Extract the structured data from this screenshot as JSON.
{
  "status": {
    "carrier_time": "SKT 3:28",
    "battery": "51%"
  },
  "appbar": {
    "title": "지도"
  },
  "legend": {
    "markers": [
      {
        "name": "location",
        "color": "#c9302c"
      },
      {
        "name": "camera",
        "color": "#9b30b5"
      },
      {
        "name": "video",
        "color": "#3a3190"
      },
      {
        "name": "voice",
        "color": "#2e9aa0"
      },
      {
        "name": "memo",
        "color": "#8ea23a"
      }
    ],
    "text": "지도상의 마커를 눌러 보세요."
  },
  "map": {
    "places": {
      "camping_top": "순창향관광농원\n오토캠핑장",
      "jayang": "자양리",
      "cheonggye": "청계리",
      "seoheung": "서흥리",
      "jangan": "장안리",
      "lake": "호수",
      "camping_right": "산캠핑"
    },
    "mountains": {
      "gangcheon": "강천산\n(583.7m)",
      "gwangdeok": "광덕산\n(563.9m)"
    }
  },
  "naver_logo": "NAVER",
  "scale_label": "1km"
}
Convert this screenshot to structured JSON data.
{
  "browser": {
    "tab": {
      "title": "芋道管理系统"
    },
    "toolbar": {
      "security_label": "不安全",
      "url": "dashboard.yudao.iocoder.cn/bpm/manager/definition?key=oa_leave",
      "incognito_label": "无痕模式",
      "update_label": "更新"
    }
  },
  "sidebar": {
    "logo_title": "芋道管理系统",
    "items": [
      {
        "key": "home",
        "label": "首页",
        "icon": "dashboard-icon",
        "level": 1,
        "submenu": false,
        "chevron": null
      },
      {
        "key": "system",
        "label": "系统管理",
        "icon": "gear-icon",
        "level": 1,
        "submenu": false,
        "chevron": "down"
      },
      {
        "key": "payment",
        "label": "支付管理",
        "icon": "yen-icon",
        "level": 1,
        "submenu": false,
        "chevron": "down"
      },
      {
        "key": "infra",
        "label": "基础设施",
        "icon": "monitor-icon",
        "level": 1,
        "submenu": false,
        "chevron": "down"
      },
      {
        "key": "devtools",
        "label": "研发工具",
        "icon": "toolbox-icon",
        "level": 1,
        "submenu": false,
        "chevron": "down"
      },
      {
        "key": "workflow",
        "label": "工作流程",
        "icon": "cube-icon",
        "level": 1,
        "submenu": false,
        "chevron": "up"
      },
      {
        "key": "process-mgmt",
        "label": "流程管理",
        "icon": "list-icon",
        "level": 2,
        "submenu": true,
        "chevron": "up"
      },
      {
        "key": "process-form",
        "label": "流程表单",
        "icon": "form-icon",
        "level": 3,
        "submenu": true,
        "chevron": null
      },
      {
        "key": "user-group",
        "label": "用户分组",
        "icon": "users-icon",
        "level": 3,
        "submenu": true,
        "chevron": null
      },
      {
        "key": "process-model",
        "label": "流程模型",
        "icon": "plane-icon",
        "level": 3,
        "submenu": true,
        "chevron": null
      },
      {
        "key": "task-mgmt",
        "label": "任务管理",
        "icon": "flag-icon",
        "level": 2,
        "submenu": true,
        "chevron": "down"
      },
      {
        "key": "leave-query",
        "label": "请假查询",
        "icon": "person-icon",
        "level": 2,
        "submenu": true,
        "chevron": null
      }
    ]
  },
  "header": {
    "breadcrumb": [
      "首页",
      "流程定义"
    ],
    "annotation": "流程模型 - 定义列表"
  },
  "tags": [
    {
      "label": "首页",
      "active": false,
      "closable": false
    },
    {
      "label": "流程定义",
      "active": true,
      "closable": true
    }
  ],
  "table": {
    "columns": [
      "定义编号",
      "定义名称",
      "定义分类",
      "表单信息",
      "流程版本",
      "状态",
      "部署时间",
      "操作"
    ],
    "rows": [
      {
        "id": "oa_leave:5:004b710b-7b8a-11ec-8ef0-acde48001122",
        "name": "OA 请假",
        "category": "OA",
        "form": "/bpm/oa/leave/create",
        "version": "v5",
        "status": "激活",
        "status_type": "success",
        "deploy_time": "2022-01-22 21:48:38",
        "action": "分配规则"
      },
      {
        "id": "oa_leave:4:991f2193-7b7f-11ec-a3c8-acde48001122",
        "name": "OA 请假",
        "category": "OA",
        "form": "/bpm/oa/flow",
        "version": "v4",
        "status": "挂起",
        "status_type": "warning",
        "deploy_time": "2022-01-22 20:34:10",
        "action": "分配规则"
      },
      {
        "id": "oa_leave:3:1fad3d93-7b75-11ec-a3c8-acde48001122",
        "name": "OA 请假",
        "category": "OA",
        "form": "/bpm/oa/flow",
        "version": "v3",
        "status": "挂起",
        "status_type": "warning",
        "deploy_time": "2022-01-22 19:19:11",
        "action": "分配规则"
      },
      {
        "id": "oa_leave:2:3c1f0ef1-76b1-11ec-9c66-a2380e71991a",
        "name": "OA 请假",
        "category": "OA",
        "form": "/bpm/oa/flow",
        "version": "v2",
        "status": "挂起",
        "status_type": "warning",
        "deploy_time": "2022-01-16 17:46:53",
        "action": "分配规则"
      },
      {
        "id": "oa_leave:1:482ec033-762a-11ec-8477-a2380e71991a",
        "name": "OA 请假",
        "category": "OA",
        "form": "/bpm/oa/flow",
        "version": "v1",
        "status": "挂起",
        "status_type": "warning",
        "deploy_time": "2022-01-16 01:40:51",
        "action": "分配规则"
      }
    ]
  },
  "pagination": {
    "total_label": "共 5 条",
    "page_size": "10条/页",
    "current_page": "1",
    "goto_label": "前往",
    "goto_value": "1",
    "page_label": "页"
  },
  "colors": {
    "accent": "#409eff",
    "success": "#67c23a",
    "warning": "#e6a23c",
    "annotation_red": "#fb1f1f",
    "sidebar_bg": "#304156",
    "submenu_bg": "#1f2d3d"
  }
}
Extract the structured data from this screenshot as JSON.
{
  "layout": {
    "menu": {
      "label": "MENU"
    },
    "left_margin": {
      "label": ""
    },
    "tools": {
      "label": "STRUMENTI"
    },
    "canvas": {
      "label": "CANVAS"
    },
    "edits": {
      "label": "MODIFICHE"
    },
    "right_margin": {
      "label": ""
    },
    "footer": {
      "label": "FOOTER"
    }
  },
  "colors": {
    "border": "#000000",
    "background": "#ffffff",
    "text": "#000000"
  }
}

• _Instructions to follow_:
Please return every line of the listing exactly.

• _Solution for this task_:
Extract the structured data from this screenshot as JSON.
{
  "status": {
    "carrier_time": "SKT 3:28",
    "battery": "51%"
  },
  "appbar": {
    "title": "지도"
  },
  "legend": {
    "markers": [
      {
        "name": "location",
        "color": "#c9302c"
      },
      {
        "name": "camera",
        "color": "#9b30b5"
      },
      {
        "name": "video",
        "color": "#3a3190"
      },
      {
        "name": "voice",
        "color": "#2e9aa0"
      },
      {
        "name": "memo",
        "color": "#8ea23a"
      }
    ],
    "text": "지도상의 마커를 눌러 보세요."
  },
  "map": {
    "places": {
      "camping_top": "순창향관광농원\n오토캠핑장",
      "jayang": "자양리",
      "cheonggye": "청계리",
      "seoheung": "서흥리",
      "jangan": "장안리",
      "lake": "호수",
      "camping_right": "산캠핑"
    },
    "mountains": {
      "gangcheon": "강천산\n(583.7m)",
      "gwangdeok": "광덕산\n(563.9m)"
    }
  },
  "naver_logo": "NAVER",
  "scale_label": "1km"
}
Convert this screenshot to structured JSON data.
{
  "browser": {
    "tab": {
      "title": "芋道管理系统"
    },
    "toolbar": {
      "security_label": "不安全",
      "url": "dashboard.yudao.iocoder.cn/bpm/manager/definition?key=oa_leave",
      "incognito_label": "无痕模式",
      "update_label": "更新"
    }
  },
  "sidebar": {
    "logo_title": "芋道管理系统",
    "items": [
      {
        "key": "home",
        "label": "首页",
        "icon": "dashboard-icon",
        "level": 1,
        "submenu": false,
        "chevron": null
      },
      {
        "key": "system",
        "label": "系统管理",
        "icon": "gear-icon",
        "level": 1,
        "submenu": false,
        "chevron": "down"
      },
      {
        "key": "payment",
        "label": "支付管理",
        "icon": "yen-icon",
        "level": 1,
        "submenu": false,
        "chevron": "down"
      },
      {
        "key": "infra",
        "label": "基础设施",
        "icon": "monitor-icon",
        "level": 1,
        "submenu": false,
        "chevron": "down"
      },
      {
        "key": "devtools",
        "label": "研发工具",
        "icon": "toolbox-icon",
        "level": 1,
        "submenu": false,
        "chevron": "down"
      },
      {
        "key": "workflow",
        "label": "工作流程",
        "icon": "cube-icon",
        "level": 1,
        "submenu": false,
        "chevron": "up"
      },
      {
        "key": "process-mgmt",
        "label": "流程管理",
        "icon": "list-icon",
        "level": 2,
        "submenu": true,
        "chevron": "up"
      },
      {
        "key": "process-form",
        "label": "流程表单",
        "icon": "form-icon",
        "level": 3,
        "submenu": true,
        "chevron": null
      },
      {
        "key": "user-group",
        "label": "用户分组",
        "icon": "users-icon",
        "level": 3,
        "submenu": true,
        "chevron": null
      },
      {
        "key": "process-model",
        "label": "流程模型",
        "icon": "plane-icon",
        "level": 3,
        "submenu": true,
        "chevron": null
      },
      {
        "key": "task-mgmt",
        "label": "任务管理",
        "icon": "flag-icon",
        "level": 2,
        "submenu": true,
        "chevron": "down"
      },
      {
        "key": "leave-query",
        "label": "请假查询",
        "icon": "person-icon",
        "level": 2,
        "submenu": true,
        "chevron": null
      }
    ]
  },
  "header": {
    "breadcrumb": [
      "首页",
      "流程定义"
    ],
    "annotation": "流程模型 - 定义列表"
  },
  "tags": [
    {
      "label": "首页",
      "active": false,
      "closable": false
    },
    {
      "label": "流程定义",
      "active": true,
      "closable": true
    }
  ],
  "table": {
    "columns": [
      "定义编号",
      "定义名称",
      "定义分类",
      "表单信息",
      "流程版本",
      "状态",
      "部署时间",
      "操作"
    ],
    "rows": [
      {
        "id": "oa_leave:5:004b710b-7b8a-11ec-8ef0-acde48001122",
        "name": "OA 请假",
        "category": "OA",
        "form": "/bpm/oa/leave/create",
        "version": "v5",
        "status": "激活",
        "status_type": "success",
        "deploy_time": "2022-01-22 21:48:38",
        "action": "分配规则"
      },
      {
        "id": "oa_leave:4:991f2193-7b7f-11ec-a3c8-acde48001122",
        "name": "OA 请假",
        "category": "OA",
        "form": "/bpm/oa/flow",
        "version": "v4",
        "status": "挂起",
        "status_type": "warning",
        "deploy_time": "2022-01-22 20:34:10",
        "action": "分配规则"
      },
      {
        "id": "oa_leave:3:1fad3d93-7b75-11ec-a3c8-acde48001122",
        "name": "OA 请假",
        "category": "OA",
        "form": "/bpm/oa/flow",
        "version": "v3",
        "status": "挂起",
        "status_type": "warning",
        "deploy_time": "2022-01-22 19:19:11",
        "action": "分配规则"
      },
      {
        "id": "oa_leave:2:3c1f0ef1-76b1-11ec-9c66-a2380e71991a",
        "name": "OA 请假",
        "category": "OA",
        "form": "/bpm/oa/flow",
        "version": "v2",
        "status": "挂起",
        "status_type": "warning",
        "deploy_time": "2022-01-16 17:46:53",
        "action": "分配规则"
      },
      {
        "id": "oa_leave:1:482ec033-762a-11ec-8477-a2380e71991a",
        "name": "OA 请假",
        "category": "OA",
        "form": "/bpm/oa/flow",
        "version": "v1",
        "status": "挂起",
        "status_type": "warning",
        "deploy_time": "2022-01-16 01:40:51",
        "action": "分配规则"
      }
    ]
  },
  "pagination": {
    "total_label": "共 5 条",
    "page_size": "10条/页",
    "current_page": "1",
    "goto_label": "前往",
    "goto_value": "1",
    "page_label": "页"
  },
  "colors": {
    "accent": "#409eff",
    "success": "#67c23a",
    "warning": "#e6a23c",
    "annotation_red": "#fb1f1f",
    "sidebar_bg": "#304156",
    "submenu_bg": "#1f2d3d"
  }
}
Extract the structured data from this screenshot as JSON.
{
  "layout": {
    "menu": {
      "label": "MENU"
    },
    "left_margin": {
      "label": ""
    },
    "tools": {
      "label": "STRUMENTI"
    },
    "canvas": {
      "label": "CANVAS"
    },
    "edits": {
      "label": "MODIFICHE"
    },
    "right_margin": {
      "label": ""
    },
    "footer": {
      "label": "FOOTER"
    }
  },
  "colors": {
    "border": "#000000",
    "background": "#ffffff",
    "text": "#000000"
  }
}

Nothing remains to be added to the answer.